If one were to give a description of beauty, Asteria Greengrass would sure embody every word. Her long curly blonde hair, her icy blue eyes, the sexy lips, the high cheekbones - had she not been Draco's lover, Asteria might have been mistaken for a Malfoy. They had been seeing each other for convenience's sake since the War had ended; Draco had had a brief relationship with her sister, Daphne, whom he had left when he met Asteria. Daphne was charming, but not nearly as enigmatic or alluring as Asteria, with her husky voice and cold manner. Draco was crazy about her, but neither wanted a commitment - that was why they were so well suited.
'Evening,' he smiled at her. She was wearing a slinky black cocktrail dress and her hair was tied back. She smiled.
'Hello,' she answered, and she leaned forward and kissed him on the lips.
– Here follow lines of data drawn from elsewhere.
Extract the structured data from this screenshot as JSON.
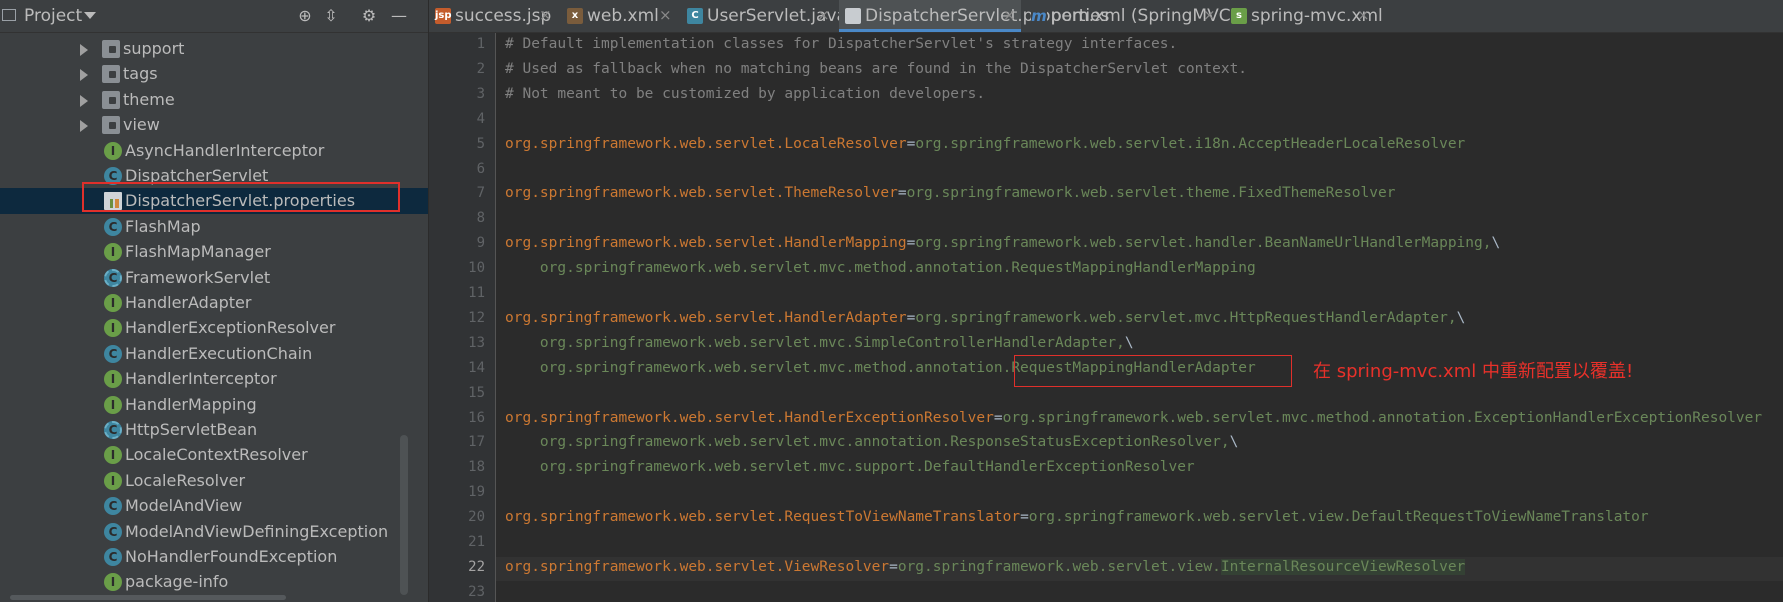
{
  "project_panel": {
    "title": "Project",
    "tree": [
      {
        "label": "support",
        "type": "folder"
      },
      {
        "label": "tags",
        "type": "folder"
      },
      {
        "label": "theme",
        "type": "folder"
      },
      {
        "label": "view",
        "type": "folder"
      },
      {
        "label": "AsyncHandlerInterceptor",
        "type": "interface"
      },
      {
        "label": "DispatcherServlet",
        "type": "class"
      },
      {
        "label": "DispatcherServlet.properties",
        "type": "properties",
        "selected": true
      },
      {
        "label": "FlashMap",
        "type": "class"
      },
      {
        "label": "FlashMapManager",
        "type": "interface"
      },
      {
        "label": "FrameworkServlet",
        "type": "abstract"
      },
      {
        "label": "HandlerAdapter",
        "type": "interface"
      },
      {
        "label": "HandlerExceptionResolver",
        "type": "interface"
      },
      {
        "label": "HandlerExecutionChain",
        "type": "class"
      },
      {
        "label": "HandlerInterceptor",
        "type": "interface"
      },
      {
        "label": "HandlerMapping",
        "type": "interface"
      },
      {
        "label": "HttpServletBean",
        "type": "abstract"
      },
      {
        "label": "LocaleContextResolver",
        "type": "interface"
      },
      {
        "label": "LocaleResolver",
        "type": "interface"
      },
      {
        "label": "ModelAndView",
        "type": "class"
      },
      {
        "label": "ModelAndViewDefiningException",
        "type": "class"
      },
      {
        "label": "NoHandlerFoundException",
        "type": "class"
      },
      {
        "label": "package-info",
        "type": "interface"
      }
    ]
  },
  "tabs": [
    {
      "label": "success.jsp",
      "icon": "jsp-file-icon",
      "icon_text": "jsp",
      "icon_color": "#c45c2c",
      "active": false
    },
    {
      "label": "web.xml",
      "icon": "xml-file-icon",
      "icon_text": "x",
      "icon_color": "#7a5c3c",
      "active": false
    },
    {
      "label": "UserServlet.java",
      "icon": "java-class-icon",
      "icon_text": "C",
      "icon_color": "#3e86a0",
      "active": false
    },
    {
      "label": "DispatcherServlet.properties",
      "icon": "properties-file-icon",
      "icon_text": "",
      "icon_color": "#c8ccd0",
      "active": true
    },
    {
      "label": "pom.xml (SpringMVC)",
      "icon": "maven-icon",
      "icon_text": "m",
      "icon_color": "#3c3f41",
      "active": false
    },
    {
      "label": "spring-mvc.xml",
      "icon": "spring-xml-icon",
      "icon_text": "s",
      "icon_color": "#6a9e48",
      "active": false
    }
  ],
  "editor": {
    "current_line": 22,
    "lines": [
      {
        "n": "1",
        "parts": [
          {
            "t": "# Default implementation classes for DispatcherServlet's strategy interfaces.",
            "c": "cmt"
          }
        ]
      },
      {
        "n": "2",
        "parts": [
          {
            "t": "# Used as fallback when no matching beans are found in the DispatcherServlet context.",
            "c": "cmt"
          }
        ]
      },
      {
        "n": "3",
        "parts": [
          {
            "t": "# Not meant to be customized by application developers.",
            "c": "cmt"
          }
        ]
      },
      {
        "n": "4",
        "parts": []
      },
      {
        "n": "5",
        "parts": [
          {
            "t": "org.springframework.web.servlet.LocaleResolver",
            "c": "key"
          },
          {
            "t": "=",
            "c": "sep"
          },
          {
            "t": "org.springframework.web.servlet.i18n.AcceptHeaderLocaleResolver",
            "c": "val"
          }
        ]
      },
      {
        "n": "6",
        "parts": []
      },
      {
        "n": "7",
        "parts": [
          {
            "t": "org.springframework.web.servlet.ThemeResolver",
            "c": "key"
          },
          {
            "t": "=",
            "c": "sep"
          },
          {
            "t": "org.springframework.web.servlet.theme.FixedThemeResolver",
            "c": "val"
          }
        ]
      },
      {
        "n": "8",
        "parts": []
      },
      {
        "n": "9",
        "parts": [
          {
            "t": "org.springframework.web.servlet.HandlerMapping",
            "c": "key"
          },
          {
            "t": "=",
            "c": "sep"
          },
          {
            "t": "org.springframework.web.servlet.handler.BeanNameUrlHandlerMapping,",
            "c": "val"
          },
          {
            "t": "\\",
            "c": "sep"
          }
        ]
      },
      {
        "n": "10",
        "parts": [
          {
            "t": "    org.springframework.web.servlet.mvc.method.annotation.RequestMappingHandlerMapping",
            "c": "val"
          }
        ]
      },
      {
        "n": "11",
        "parts": []
      },
      {
        "n": "12",
        "parts": [
          {
            "t": "org.springframework.web.servlet.HandlerAdapter",
            "c": "key"
          },
          {
            "t": "=",
            "c": "sep"
          },
          {
            "t": "org.springframework.web.servlet.mvc.HttpRequestHandlerAdapter,",
            "c": "val"
          },
          {
            "t": "\\",
            "c": "sep"
          }
        ]
      },
      {
        "n": "13",
        "parts": [
          {
            "t": "    org.springframework.web.servlet.mvc.SimpleControllerHandlerAdapter,",
            "c": "val"
          },
          {
            "t": "\\",
            "c": "sep"
          }
        ]
      },
      {
        "n": "14",
        "parts": [
          {
            "t": "    org.springframework.web.servlet.mvc.method.annotation.RequestMappingHandlerAdapter",
            "c": "val"
          }
        ]
      },
      {
        "n": "15",
        "parts": []
      },
      {
        "n": "16",
        "parts": [
          {
            "t": "org.springframework.web.servlet.HandlerExceptionResolver",
            "c": "key"
          },
          {
            "t": "=",
            "c": "sep"
          },
          {
            "t": "org.springframework.web.servlet.mvc.method.annotation.ExceptionHandlerExceptionResolver",
            "c": "val"
          }
        ]
      },
      {
        "n": "17",
        "parts": [
          {
            "t": "    org.springframework.web.servlet.mvc.annotation.ResponseStatusExceptionResolver,",
            "c": "val"
          },
          {
            "t": "\\",
            "c": "sep"
          }
        ]
      },
      {
        "n": "18",
        "parts": [
          {
            "t": "    org.springframework.web.servlet.mvc.support.DefaultHandlerExceptionResolver",
            "c": "val"
          }
        ]
      },
      {
        "n": "19",
        "parts": []
      },
      {
        "n": "20",
        "parts": [
          {
            "t": "org.springframework.web.servlet.RequestToViewNameTranslator",
            "c": "key"
          },
          {
            "t": "=",
            "c": "sep"
          },
          {
            "t": "org.springframework.web.servlet.view.DefaultRequestToViewNameTranslator",
            "c": "val"
          }
        ]
      },
      {
        "n": "21",
        "parts": []
      },
      {
        "n": "22",
        "parts": [
          {
            "t": "org.springframework.web.servlet.ViewResolver",
            "c": "key"
          },
          {
            "t": "=",
            "c": "sep"
          },
          {
            "t": "org.springframework.web.servlet.view.",
            "c": "val"
          },
          {
            "t": "InternalResourceViewResolver",
            "c": "hl"
          }
        ]
      },
      {
        "n": "23",
        "parts": []
      }
    ]
  },
  "annotation": {
    "text": "在 spring-mvc.xml 中重新配置以覆盖!",
    "color": "#e8312a"
  },
  "colors": {
    "comment": "#808080",
    "property_key": "#cc7832",
    "property_value": "#6a8759",
    "highlight_box": "#e0302b",
    "selection": "#0d293e"
  }
}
His smile widened as he lazily breathed in her intoxicating perfume.
'How long have you been here?'
'Just thirty minutes,' she answered promptly, taking his briefcase from him and leading him into the living room. He watched her as she reached for a pair of gold earrings and put them on. 'You'd better get changed, I've got reservations for 8 o' clock.'
Draco frowned. It was so typical of Asteria to believe that he would follow her anywhere, at any time.
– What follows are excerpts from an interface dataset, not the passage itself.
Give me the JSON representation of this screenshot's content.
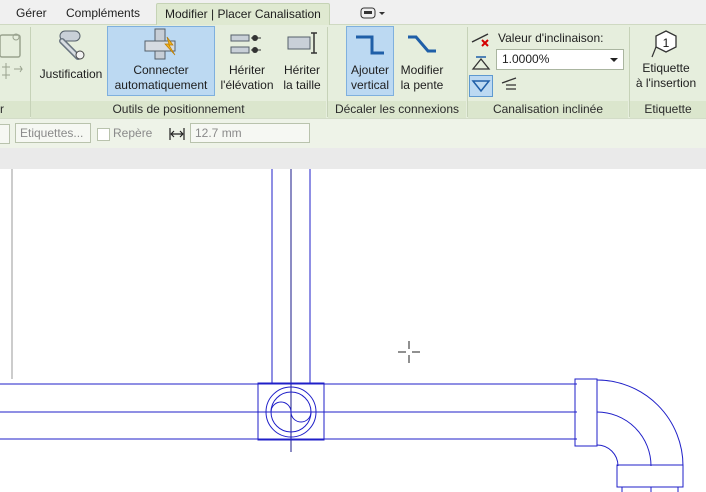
{
  "tabs": [
    {
      "label": "Gérer"
    },
    {
      "label": "Compléments"
    },
    {
      "label": "Modifier | Placer Canalisation"
    }
  ],
  "ribbon": {
    "positioning": {
      "label": "Outils de positionnement",
      "justification": "Justification",
      "auto_connect_1": "Connecter",
      "auto_connect_2": "automatiquement",
      "inherit_elev_1": "Hériter",
      "inherit_elev_2": "l'élévation",
      "inherit_size_1": "Hériter",
      "inherit_size_2": "la taille"
    },
    "offset": {
      "label": "Décaler les connexions",
      "add_vertical_1": "Ajouter",
      "add_vertical_2": "vertical",
      "modify_slope_1": "Modifier",
      "modify_slope_2": "la pente"
    },
    "slope": {
      "label": "Canalisation inclinée",
      "value_label": "Valeur d'inclinaison:",
      "value": "1.0000%"
    },
    "tag": {
      "label": "Etiquette",
      "btn_1": "Etiquette",
      "btn_2": "à l'insertion",
      "icon_number": "1"
    }
  },
  "options": {
    "tags_placeholder": "Etiquettes...",
    "repere_label": "Repère",
    "length_value": "12.7 mm"
  },
  "colors": {
    "ribbon_bg": "#e6eedd",
    "active_tab": "#dfe9d1",
    "selected_button": "#bcd9f2",
    "pipe_lines": "#1f1fc8"
  }
}
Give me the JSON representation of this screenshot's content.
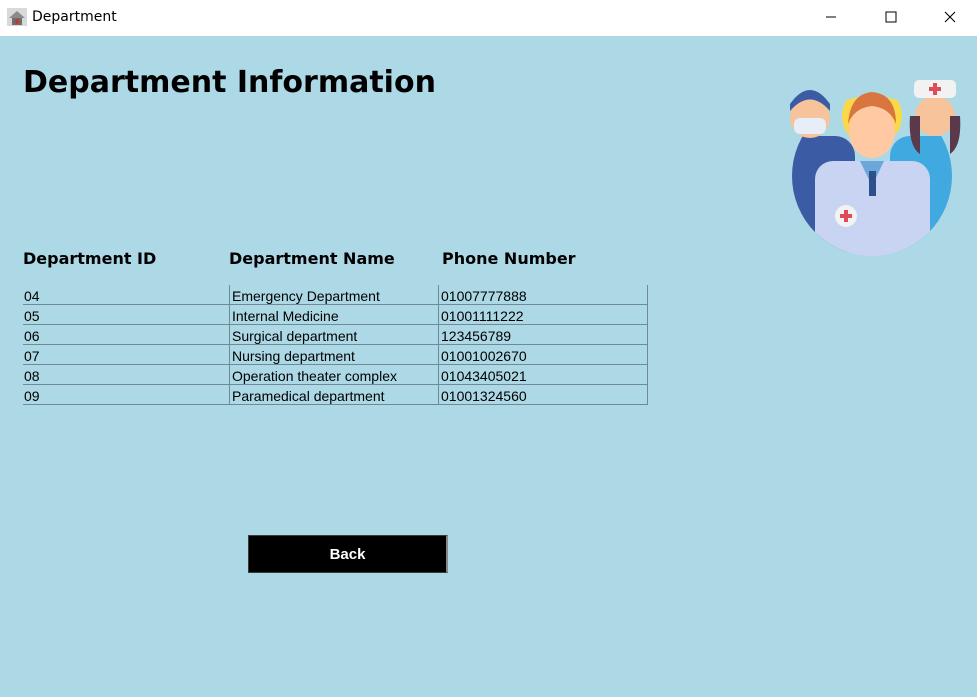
{
  "window": {
    "title": "Department",
    "app_icon": "hospital-app-icon",
    "controls": {
      "minimize_icon": "minimize-icon",
      "maximize_icon": "maximize-icon",
      "close_icon": "close-icon"
    }
  },
  "page": {
    "title": "Department Information",
    "illustration": "medical-staff-illustration"
  },
  "table": {
    "columns": [
      "Department ID",
      "Department Name",
      "Phone Number"
    ],
    "rows": [
      {
        "id": "04",
        "name": "Emergency Department",
        "phone": "01007777888"
      },
      {
        "id": "05",
        "name": "Internal Medicine",
        "phone": "01001111222"
      },
      {
        "id": "06",
        "name": "Surgical department",
        "phone": "123456789"
      },
      {
        "id": "07",
        "name": "Nursing department",
        "phone": "01001002670"
      },
      {
        "id": "08",
        "name": "Operation theater complex",
        "phone": "01043405021"
      },
      {
        "id": "09",
        "name": "Paramedical department",
        "phone": "01001324560"
      }
    ]
  },
  "actions": {
    "back_label": "Back"
  },
  "colors": {
    "background": "#ADD8E6",
    "button_bg": "#000000",
    "button_text": "#FFFFFF"
  }
}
'I can't,' he muttered, walking over to his desk, situated conveniently at the other side of the room. 'I have to write.'
'You can do that tomorrow, can't you?' he heard her say, impatience in her voice.
'No, I can't,' he answered shortly, but truthfully; he was aching to write about Granger, aching to explore her further. His impatience with Asteria had never been this great - he just wanted to be alone.
He suddenly felt her soft hands on his chest and she leaned forwards from behind, her lips resting on his neck. Normally, this would be enough to persuade him to do anything; to his enormous shock, however, he still could not get Granger out of his mind. He laid his hands on hers.
'I can't, Asteria,' he said firmly. She drew back angrily.
'Fine,' she snapped huffily, and he turned around in time to see her grab her wrap and purse and head towards the door. 'I'll get Blaise to go with me. Let me know when your love affair with your work is over.'
She slammed the door, but Draco couldn't care less. He had never pretended that Asteria meant more to him than his work, and nor had she; it was her problem if she had misunderstood.
Satisfied, he picked up a quill and dipped it in ink, looking forward to writing the introduction to the article of his life.
Other Similar Stories